As a small side note, over Thanksgiving weekend, a perfect example of why the federal judiciary is so important has developed: the battle over the acting Director of the Consumer Financial Protection Bureau (CFPB). I’m not going to cover this story in detail here, because it’s thankfully being covered pretty thoroughly in both the print and tv media, but just in case any of you had missed it, I would be remiss if I didn’t at least call your attention to it.
In short, the agency’s former Director, Richard Cordray resigned at the end of last week and appointed someone from within the agency, Leandra English, to become the acting Director. He believes the statute that created the CFPB (the Dodd-Frank Act) gives him the authority to make that appointment. However, shortly after he did that, Trump appointed someone from within his administration, Mick Mulvaney (the OMB Director) to become the acting Director of the CFPB. Trump believes that a more general statute, the Federal Vacancies Act gives him the authority to do that. You’ll note the obvious problem there – that means two people are both appointed to be acting Director.
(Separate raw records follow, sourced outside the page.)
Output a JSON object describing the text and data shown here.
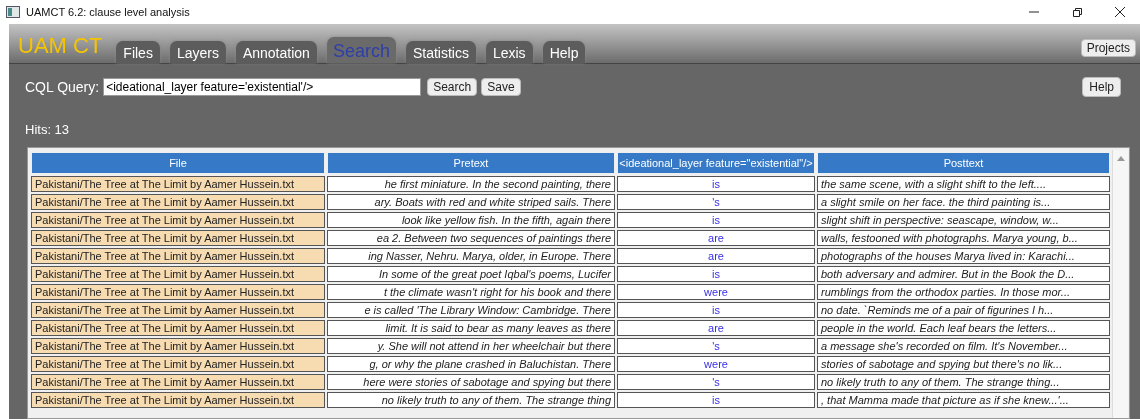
{
  "window": {
    "title": "UAMCT 6.2: clause level analysis"
  },
  "app": {
    "logo": "UAM CT",
    "projects_button": "Projects"
  },
  "tabs": [
    {
      "label": "Files",
      "selected": false
    },
    {
      "label": "Layers",
      "selected": false
    },
    {
      "label": "Annotation",
      "selected": false
    },
    {
      "label": "Search",
      "selected": true
    },
    {
      "label": "Statistics",
      "selected": false
    },
    {
      "label": "Lexis",
      "selected": false
    },
    {
      "label": "Help",
      "selected": false
    }
  ],
  "query": {
    "label": "CQL Query:",
    "value": "<ideational_layer feature='existential'/>",
    "search_button": "Search",
    "save_button": "Save",
    "help_button": "Help"
  },
  "hits": "Hits: 13",
  "table": {
    "columns": [
      "File",
      "Pretext",
      "<ideational_layer feature=\"existential\"/>",
      "Posttext"
    ],
    "rows": [
      [
        "Pakistani/The Tree at The Limit by Aamer Hussein.txt",
        "he first miniature. In the second painting, there",
        "is",
        "the same scene, with a slight shift to the left...."
      ],
      [
        "Pakistani/The Tree at The Limit by Aamer Hussein.txt",
        "ary. Boats with red and white striped sails. There",
        "'s",
        "a slight smile on her face. the third painting is..."
      ],
      [
        "Pakistani/The Tree at The Limit by Aamer Hussein.txt",
        "look like yellow fish. In the fifth, again there",
        "is",
        "slight shift in perspective: seascape, window, w..."
      ],
      [
        "Pakistani/The Tree at The Limit by Aamer Hussein.txt",
        "ea 2. Between two sequences of paintings there",
        "are",
        "walls, festooned with photographs. Marya young, b..."
      ],
      [
        "Pakistani/The Tree at The Limit by Aamer Hussein.txt",
        "ing Nasser, Nehru. Marya, older, in Europe. There",
        "are",
        "photographs of the houses Marya lived in: Karachi..."
      ],
      [
        "Pakistani/The Tree at The Limit by Aamer Hussein.txt",
        "In some of the great poet Iqbal's poems, Lucifer",
        "is",
        "both adversary and admirer. But in the Book the D..."
      ],
      [
        "Pakistani/The Tree at The Limit by Aamer Hussein.txt",
        "t the climate wasn't right for his book and there",
        "were",
        "rumblings from the orthodox parties. In those mor..."
      ],
      [
        "Pakistani/The Tree at The Limit by Aamer Hussein.txt",
        "e is called 'The Library Window: Cambridge. There",
        "is",
        "no date. `Reminds me of a pair of figurines I h..."
      ],
      [
        "Pakistani/The Tree at The Limit by Aamer Hussein.txt",
        "limit. It is said to bear as many leaves as there",
        "are",
        "people in the world. Each leaf bears the letters..."
      ],
      [
        "Pakistani/The Tree at The Limit by Aamer Hussein.txt",
        "y. She will not attend in her wheelchair but there",
        "'s",
        "a message she's recorded on film. It's November..."
      ],
      [
        "Pakistani/The Tree at The Limit by Aamer Hussein.txt",
        "g, or why the plane crashed in Baluchistan. There",
        "were",
        "stories of sabotage and spying but there's no lik..."
      ],
      [
        "Pakistani/The Tree at The Limit by Aamer Hussein.txt",
        "here were stories of sabotage and spying but there",
        "'s",
        "no likely truth to any of them. The strange thing..."
      ],
      [
        "Pakistani/The Tree at The Limit by Aamer Hussein.txt",
        "no likely truth to any of them. The strange thing",
        "is",
        ", that Mamma made that picture as if she knew...'..."
      ]
    ]
  }
}
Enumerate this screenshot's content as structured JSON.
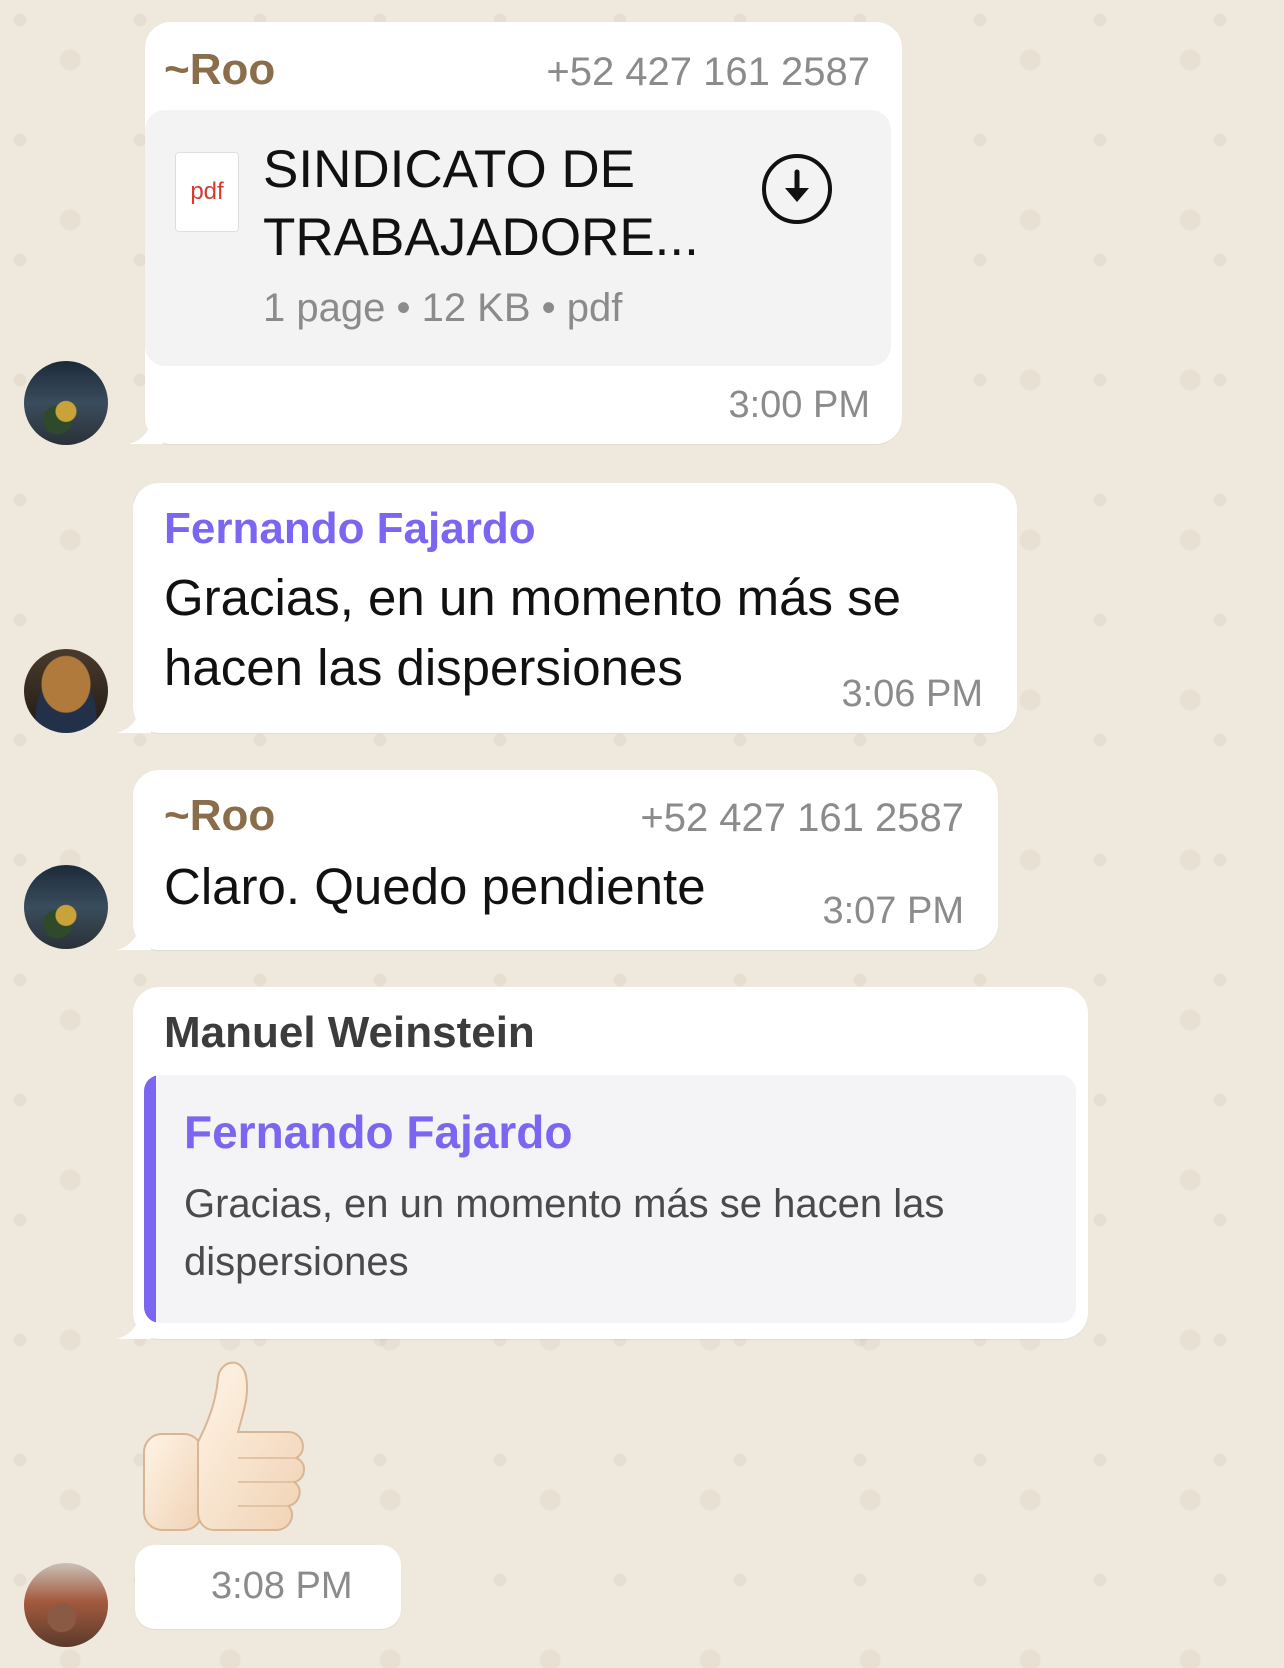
{
  "messages": [
    {
      "sender": "~Roo",
      "phone": "+52 427 161 2587",
      "document": {
        "type_label": "pdf",
        "title_line1": "SINDICATO DE",
        "title_line2": "TRABAJADORE...",
        "meta": "1 page • 12 KB • pdf",
        "icon": "download-icon"
      },
      "time": "3:00 PM"
    },
    {
      "sender": "Fernando Fajardo",
      "line1": "Gracias, en un momento más se",
      "line2": "hacen las dispersiones",
      "time": "3:06 PM"
    },
    {
      "sender": "~Roo",
      "phone": "+52 427 161 2587",
      "text": "Claro. Quedo pendiente",
      "time": "3:07 PM"
    },
    {
      "sender": "Manuel Weinstein",
      "quote": {
        "sender": "Fernando Fajardo",
        "line1": "Gracias, en un momento más se hacen las",
        "line2": "dispersiones"
      }
    },
    {
      "emoji": "thumbs-up",
      "time": "3:08 PM"
    }
  ],
  "colors": {
    "background": "#efe9dd",
    "bubble": "#ffffff",
    "roo_name": "#8a6e4c",
    "fernando_name": "#7a66f0",
    "manuel_name": "#3c3c3c",
    "timestamp": "#8b8b8b"
  }
}
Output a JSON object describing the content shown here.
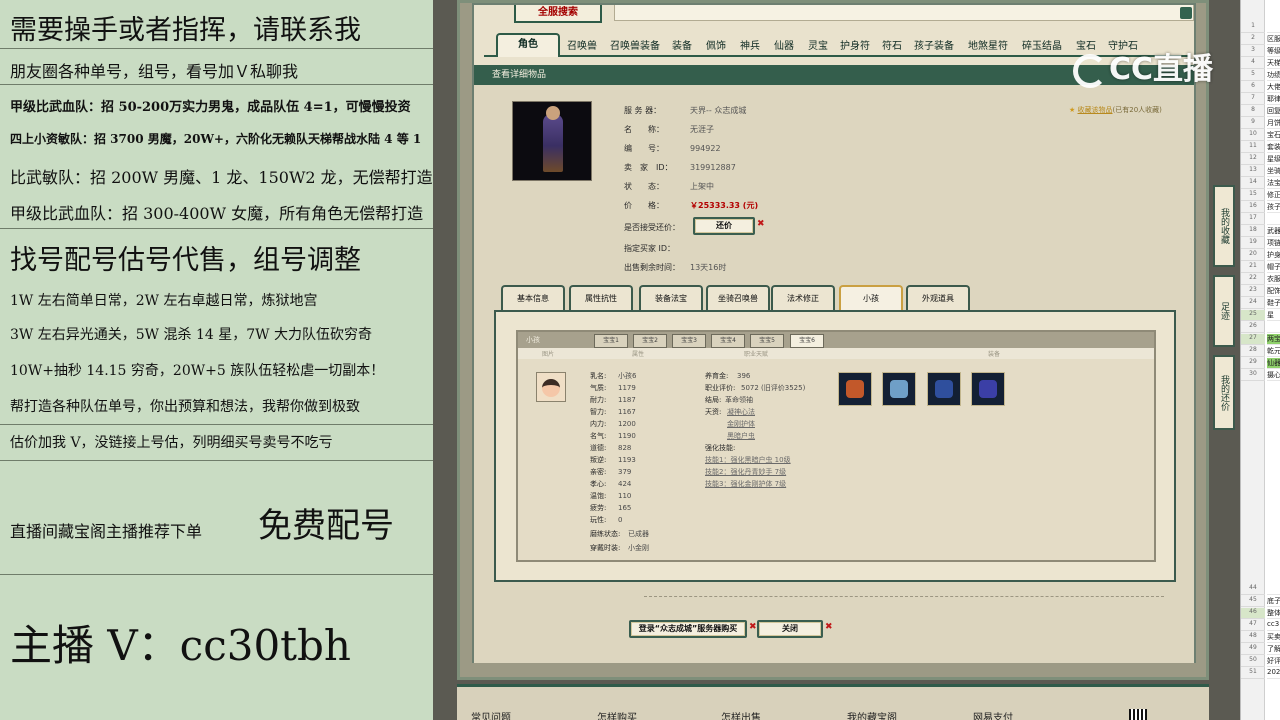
{
  "overlay": {
    "lines": [
      "需要操手或者指挥，请联系我",
      "朋友圈各种单号，组号，看号加Ｖ私聊我",
      "甲级比武血队：招 50-200万实力男鬼，成品队伍 4=1，可慢慢投资",
      "四上小资敏队：招 3700 男魔，20W+，六阶化无赖队天梯帮战水陆 4 等 1",
      "比武敏队：招 200W 男魔、1 龙、150W2 龙，无偿帮打造",
      "甲级比武血队：招 300-400W 女魔，所有角色无偿帮打造",
      "找号配号估号代售，组号调整",
      "1W 左右简单日常，2W 左右卓越日常，炼狱地宫",
      "3W 左右异光通关，5W 混杀 14 星，7W 大力队伍砍穷奇",
      "10W+抽秒 14.15 穷奇，20W+5 族队伍轻松虐一切副本！",
      "帮打造各种队伍单号，你出预算和想法，我帮你做到极致",
      "估价加我 V，没链接上号估，列明细买号卖号不吃亏",
      "直播间藏宝阁主播推荐下单",
      "免费配号",
      "主播 V：cc30tbh"
    ]
  },
  "site": {
    "logo": "全服搜索",
    "categories": [
      "角色",
      "召唤兽",
      "召唤兽装备",
      "装备",
      "佩饰",
      "神兵",
      "仙器",
      "灵宝",
      "护身符",
      "符石",
      "孩子装备",
      "地煞星符",
      "碎玉结晶",
      "宝石",
      "守护石"
    ],
    "active_category": "角色",
    "panel_title": "查看详细物品"
  },
  "item": {
    "rows": [
      {
        "k": "服 务 器：",
        "v": "天界-- 众志成城"
      },
      {
        "k": "名　　称：",
        "v": "无涯子"
      },
      {
        "k": "编　　号：",
        "v": "994922"
      },
      {
        "k": "卖　家　ID：",
        "v": "319912887"
      },
      {
        "k": "状　　态：",
        "v": "上架中"
      },
      {
        "k": "价　　格：",
        "v": "￥25333.33 (元)"
      },
      {
        "k": "是否接受还价：",
        "v": ""
      },
      {
        "k": "指定买家 ID：",
        "v": ""
      },
      {
        "k": "出售剩余时间：",
        "v": "13天16时"
      }
    ],
    "counter_offer_button": "还价",
    "favorite_link": "收藏该物品",
    "favorite_count": "(已有20人收藏)"
  },
  "sub_tabs": [
    "基本信息",
    "属性抗性",
    "装备法宝",
    "坐骑召唤兽",
    "法术修正",
    "小孩",
    "外观道具"
  ],
  "active_sub_tab": "小孩",
  "child_panel": {
    "title": "小孩",
    "baby_tabs": [
      "宝宝1",
      "宝宝2",
      "宝宝3",
      "宝宝4",
      "宝宝5",
      "宝宝6"
    ],
    "active_baby_tab": "宝宝6",
    "columns": [
      "图片",
      "属性",
      "职业天赋",
      "装备"
    ],
    "stats": [
      {
        "k": "乳名:",
        "v": "小孩6"
      },
      {
        "k": "气质:",
        "v": "1179"
      },
      {
        "k": "耐力:",
        "v": "1187"
      },
      {
        "k": "智力:",
        "v": "1167"
      },
      {
        "k": "内力:",
        "v": "1200"
      },
      {
        "k": "名气:",
        "v": "1190"
      },
      {
        "k": "道德:",
        "v": "828"
      },
      {
        "k": "叛逆:",
        "v": "1193"
      },
      {
        "k": "亲密:",
        "v": "379"
      },
      {
        "k": "孝心:",
        "v": "424"
      },
      {
        "k": "温饱:",
        "v": "110"
      },
      {
        "k": "疲劳:",
        "v": "165"
      },
      {
        "k": "玩性:",
        "v": "0"
      }
    ],
    "extra": [
      {
        "k": "磨练状态:",
        "v": "已成器"
      },
      {
        "k": "穿戴时装:",
        "v": "小金刚"
      }
    ],
    "career": [
      {
        "k": "养育金:",
        "v": "396"
      },
      {
        "k": "职业评价:",
        "v": "5072 (旧评价3525)"
      },
      {
        "k": "结局:",
        "v": "革命领袖"
      },
      {
        "k": "天资:",
        "v": "凝神心法"
      }
    ],
    "talents_more": [
      "金刚护体",
      "黑暗户虫"
    ],
    "strengthen_title": "强化技能:",
    "strengthen": [
      "技能1：强化黑暗户虫 10级",
      "技能2：强化丹青妙手 7级",
      "技能3：强化金刚护体 7级"
    ]
  },
  "buttons": {
    "buy": "登录“众志成城”服务器购买",
    "close": "关闭"
  },
  "footer": [
    "常见问题",
    "怎样购买",
    "怎样出售",
    "我的藏宝阁",
    "网易支付"
  ],
  "side_buttons": [
    "我的收藏",
    "足迹",
    "我的还价"
  ],
  "watermark": "CC直播",
  "sheet": {
    "rows": [
      {
        "n": "1",
        "c": ""
      },
      {
        "n": "2",
        "c": "区服"
      },
      {
        "n": "3",
        "c": "等级"
      },
      {
        "n": "4",
        "c": "天梯"
      },
      {
        "n": "5",
        "c": "功绩"
      },
      {
        "n": "6",
        "c": "大佬"
      },
      {
        "n": "7",
        "c": "耶律"
      },
      {
        "n": "8",
        "c": "回复"
      },
      {
        "n": "9",
        "c": "月饼"
      },
      {
        "n": "10",
        "c": "宝石"
      },
      {
        "n": "11",
        "c": "套装"
      },
      {
        "n": "12",
        "c": "星级"
      },
      {
        "n": "13",
        "c": "坐骑"
      },
      {
        "n": "14",
        "c": "法宝"
      },
      {
        "n": "15",
        "c": "修正"
      },
      {
        "n": "16",
        "c": "孩子"
      },
      {
        "n": "17",
        "c": ""
      },
      {
        "n": "18",
        "c": "武器"
      },
      {
        "n": "19",
        "c": "项链"
      },
      {
        "n": "20",
        "c": "护身"
      },
      {
        "n": "21",
        "c": "帽子"
      },
      {
        "n": "22",
        "c": "衣服"
      },
      {
        "n": "23",
        "c": "配饰"
      },
      {
        "n": "24",
        "c": "鞋子"
      },
      {
        "n": "25",
        "c": "星"
      },
      {
        "n": "26",
        "c": ""
      },
      {
        "n": "27",
        "c": "两宝"
      },
      {
        "n": "28",
        "c": "乾元"
      },
      {
        "n": "29",
        "c": "仙器"
      },
      {
        "n": "30",
        "c": "摄心"
      }
    ],
    "bottom_rows": [
      {
        "n": "44",
        "c": ""
      },
      {
        "n": "45",
        "c": "底子"
      },
      {
        "n": "46",
        "c": "整体"
      },
      {
        "n": "47",
        "c": "cc3"
      },
      {
        "n": "48",
        "c": "买卖"
      },
      {
        "n": "49",
        "c": "了解"
      },
      {
        "n": "50",
        "c": "好评"
      },
      {
        "n": "51",
        "c": "202"
      }
    ]
  }
}
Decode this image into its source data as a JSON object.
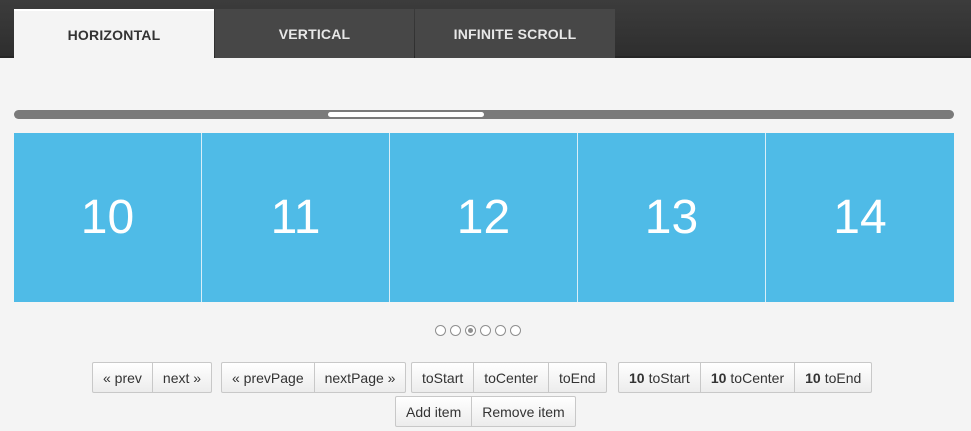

And the craziest part is that both sides have decent legal arguments for their positions. No one is quite sure who is right, and there’s no precedent for this issue. The CFPB’s general counsel has sided with Mulvaney, so for now, Mulvaney seems to have the upper hand. But there are plenty of legal experts making strong arguments in favor of the other side. English has filed a lawsuit with the District Court of D.C. asking for a temporary restraining order against Mulvaney and for the court to establish that she is the acting Director. So this will ultimately be decided by the courts – bringing us back to the original point of why the judiciary is so crucial. It ends up touching on nearly every aspect of our lives – even on issues that you wouldn’t think up in your wildest imagination.
But regardless of the outcome in that case, this fight is significant, because it is the inevitable explosion of the bitter battle the GOP has been waging against the CFPB since its inception. I wrote about that on this blog back in April in Protection Objection, and explained how the GOP was waging that fight in large part by attacking the Director position. Now, Trump and the GOP are finally getting their chance to dismantle the agency – if not in fact, then in purpose – by appointing as its Director a man who has long wanted the agency torn down. Mick Mulvaney has in recent years called the CFPB a “sick sad” joke, and when he was a member of the House, he sponsored several bills to eliminate the agency altogether.
And keep in mind that this current fight is about the acting Director position, i.e. this position is only temporary, until Trump appoints a permanent Director. Trump can now, at any point, name whoever he chooses to be the permanent Director, as long as s/he can get the votes of 50 members of the Senate (plus VP Pence). With this pliant GOP Congress, that should not be a difficult hurdle to overcome, no matter who Trump nominates. Surely it will be someone who, like Mulvaney, thoroughly opposes the mission of the agency and will run the agency in a manner consistent with that belief.
If you’re interested in this issue, Pete Schroeder of Reuters is a good Twitter follow for updates.